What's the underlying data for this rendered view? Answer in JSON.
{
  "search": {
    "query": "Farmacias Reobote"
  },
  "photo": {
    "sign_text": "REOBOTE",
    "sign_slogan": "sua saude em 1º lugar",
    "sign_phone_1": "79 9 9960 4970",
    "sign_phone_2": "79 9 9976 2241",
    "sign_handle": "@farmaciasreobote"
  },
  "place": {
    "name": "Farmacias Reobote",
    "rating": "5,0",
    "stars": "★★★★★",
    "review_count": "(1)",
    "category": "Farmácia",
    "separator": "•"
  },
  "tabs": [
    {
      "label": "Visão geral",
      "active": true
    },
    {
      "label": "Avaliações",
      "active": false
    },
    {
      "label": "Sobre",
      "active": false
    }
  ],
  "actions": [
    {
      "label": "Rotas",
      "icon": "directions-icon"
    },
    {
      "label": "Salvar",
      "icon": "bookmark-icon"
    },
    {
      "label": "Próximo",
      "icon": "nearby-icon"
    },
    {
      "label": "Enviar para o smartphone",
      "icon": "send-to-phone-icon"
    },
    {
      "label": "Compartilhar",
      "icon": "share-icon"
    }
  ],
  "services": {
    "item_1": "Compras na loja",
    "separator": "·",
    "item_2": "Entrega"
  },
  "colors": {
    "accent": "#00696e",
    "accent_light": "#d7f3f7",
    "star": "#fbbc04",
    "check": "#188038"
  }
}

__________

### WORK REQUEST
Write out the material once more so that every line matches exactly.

### ANSWER TO THE PROBLEM
What's the underlying data for this rendered view? Answer in JSON.
{
  "search": {
    "query": "Farmacias Reobote"
  },
  "photo": {
    "sign_text": "REOBOTE",
    "sign_slogan": "sua saude em 1º lugar",
    "sign_phone_1": "79 9 9960 4970",
    "sign_phone_2": "79 9 9976 2241",
    "sign_handle": "@farmaciasreobote"
  },
  "place": {
    "name": "Farmacias Reobote",
    "rating": "5,0",
    "stars": "★★★★★",
    "review_count": "(1)",
    "category": "Farmácia",
    "separator": "•"
  },
  "tabs": [
    {
      "label": "Visão geral",
      "active": true
    },
    {
      "label": "Avaliações",
      "active": false
    },
    {
      "label": "Sobre",
      "active": false
    }
  ],
  "actions": [
    {
      "label": "Rotas",
      "icon": "directions-icon"
    },
    {
      "label": "Salvar",
      "icon": "bookmark-icon"
    },
    {
      "label": "Próximo",
      "icon": "nearby-icon"
    },
    {
      "label": "Enviar para o smartphone",
      "icon": "send-to-phone-icon"
    },
    {
      "label": "Compartilhar",
      "icon": "share-icon"
    }
  ],
  "services": {
    "item_1": "Compras na loja",
    "separator": "·",
    "item_2": "Entrega"
  },
  "colors": {
    "accent": "#00696e",
    "accent_light": "#d7f3f7",
    "star": "#fbbc04",
    "check": "#188038"
  }
}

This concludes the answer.